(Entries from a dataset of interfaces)
* * * * *

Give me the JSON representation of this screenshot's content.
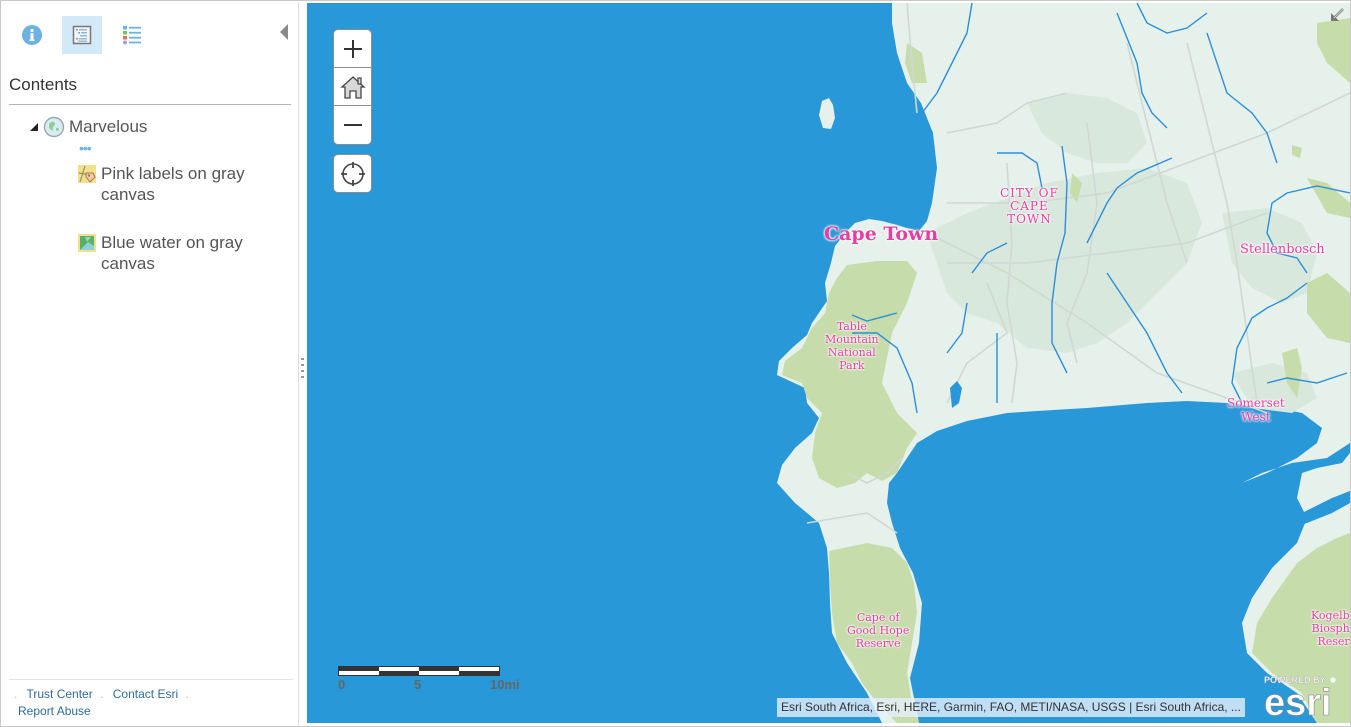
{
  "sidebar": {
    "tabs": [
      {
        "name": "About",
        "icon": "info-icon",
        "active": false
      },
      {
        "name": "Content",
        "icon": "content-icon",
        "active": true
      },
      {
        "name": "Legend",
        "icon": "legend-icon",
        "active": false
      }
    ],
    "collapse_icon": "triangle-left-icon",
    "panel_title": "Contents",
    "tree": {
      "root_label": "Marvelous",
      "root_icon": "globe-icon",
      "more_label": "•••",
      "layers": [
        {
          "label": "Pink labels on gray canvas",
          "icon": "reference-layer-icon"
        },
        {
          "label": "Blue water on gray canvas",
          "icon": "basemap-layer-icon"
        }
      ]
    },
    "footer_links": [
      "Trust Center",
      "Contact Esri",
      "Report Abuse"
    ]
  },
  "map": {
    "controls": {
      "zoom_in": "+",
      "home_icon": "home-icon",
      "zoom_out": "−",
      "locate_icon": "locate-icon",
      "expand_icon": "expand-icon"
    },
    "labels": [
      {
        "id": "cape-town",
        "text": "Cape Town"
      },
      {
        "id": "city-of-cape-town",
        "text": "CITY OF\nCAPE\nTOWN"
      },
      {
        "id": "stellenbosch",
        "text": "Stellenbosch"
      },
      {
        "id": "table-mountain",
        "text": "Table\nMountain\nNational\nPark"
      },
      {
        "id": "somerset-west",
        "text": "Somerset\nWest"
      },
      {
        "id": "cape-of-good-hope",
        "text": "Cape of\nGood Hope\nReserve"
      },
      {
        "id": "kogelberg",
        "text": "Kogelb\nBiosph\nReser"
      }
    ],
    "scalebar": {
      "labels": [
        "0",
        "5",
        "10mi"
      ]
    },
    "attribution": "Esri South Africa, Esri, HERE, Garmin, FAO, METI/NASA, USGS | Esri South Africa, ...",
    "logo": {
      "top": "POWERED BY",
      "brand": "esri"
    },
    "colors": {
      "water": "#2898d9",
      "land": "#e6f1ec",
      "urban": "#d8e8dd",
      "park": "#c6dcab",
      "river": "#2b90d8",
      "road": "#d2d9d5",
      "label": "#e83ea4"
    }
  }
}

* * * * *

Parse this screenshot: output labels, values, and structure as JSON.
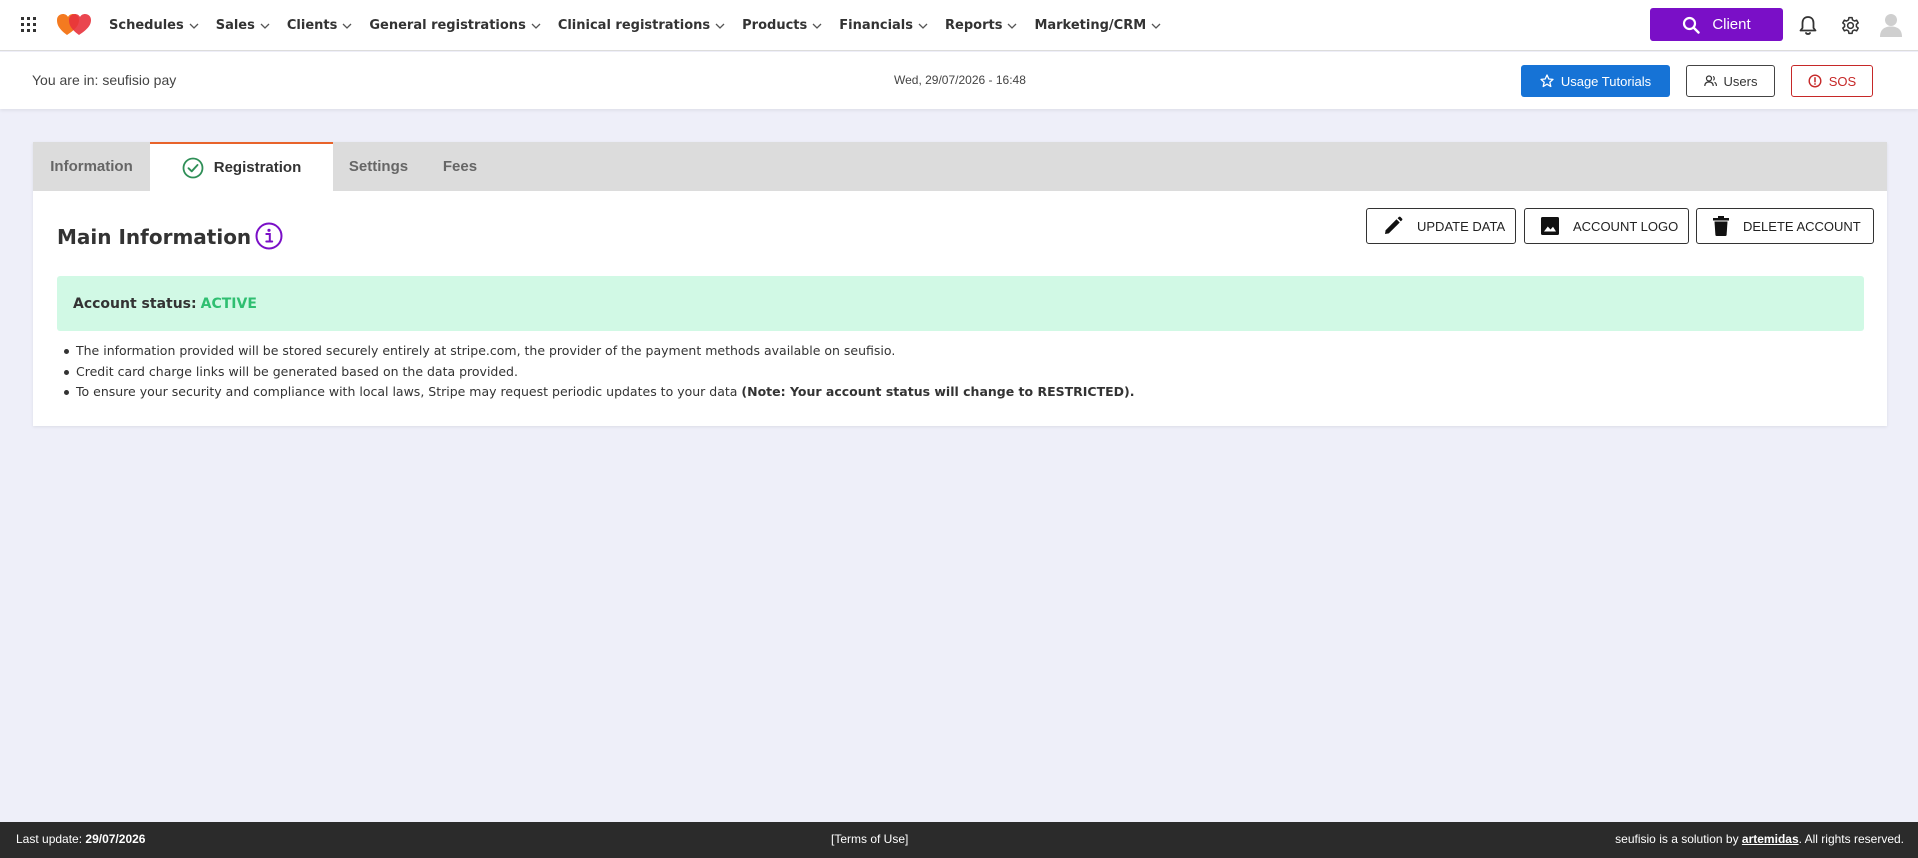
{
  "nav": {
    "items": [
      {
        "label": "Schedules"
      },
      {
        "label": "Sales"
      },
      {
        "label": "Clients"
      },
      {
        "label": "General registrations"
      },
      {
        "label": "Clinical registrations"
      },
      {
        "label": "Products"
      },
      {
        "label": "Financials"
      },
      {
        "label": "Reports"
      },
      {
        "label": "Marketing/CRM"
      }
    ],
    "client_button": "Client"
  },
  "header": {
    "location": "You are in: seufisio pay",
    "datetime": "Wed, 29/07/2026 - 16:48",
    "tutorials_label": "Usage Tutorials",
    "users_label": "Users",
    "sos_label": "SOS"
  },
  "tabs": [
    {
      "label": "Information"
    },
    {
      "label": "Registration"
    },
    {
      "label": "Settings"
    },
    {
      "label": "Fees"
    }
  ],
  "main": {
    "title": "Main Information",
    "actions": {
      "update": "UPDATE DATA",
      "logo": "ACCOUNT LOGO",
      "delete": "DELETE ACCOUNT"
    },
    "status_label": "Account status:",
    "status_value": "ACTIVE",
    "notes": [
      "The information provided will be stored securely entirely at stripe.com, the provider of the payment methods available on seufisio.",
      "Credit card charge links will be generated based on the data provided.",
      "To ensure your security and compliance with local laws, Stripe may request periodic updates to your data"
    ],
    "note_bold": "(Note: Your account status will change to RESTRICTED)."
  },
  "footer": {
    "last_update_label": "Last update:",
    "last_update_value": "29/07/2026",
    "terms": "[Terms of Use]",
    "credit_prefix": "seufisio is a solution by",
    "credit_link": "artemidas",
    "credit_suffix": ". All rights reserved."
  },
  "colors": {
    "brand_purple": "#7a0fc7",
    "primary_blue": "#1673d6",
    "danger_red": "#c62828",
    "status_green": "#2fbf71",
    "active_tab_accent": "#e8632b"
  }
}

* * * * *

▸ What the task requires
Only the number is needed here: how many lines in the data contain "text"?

▸ Answer below
7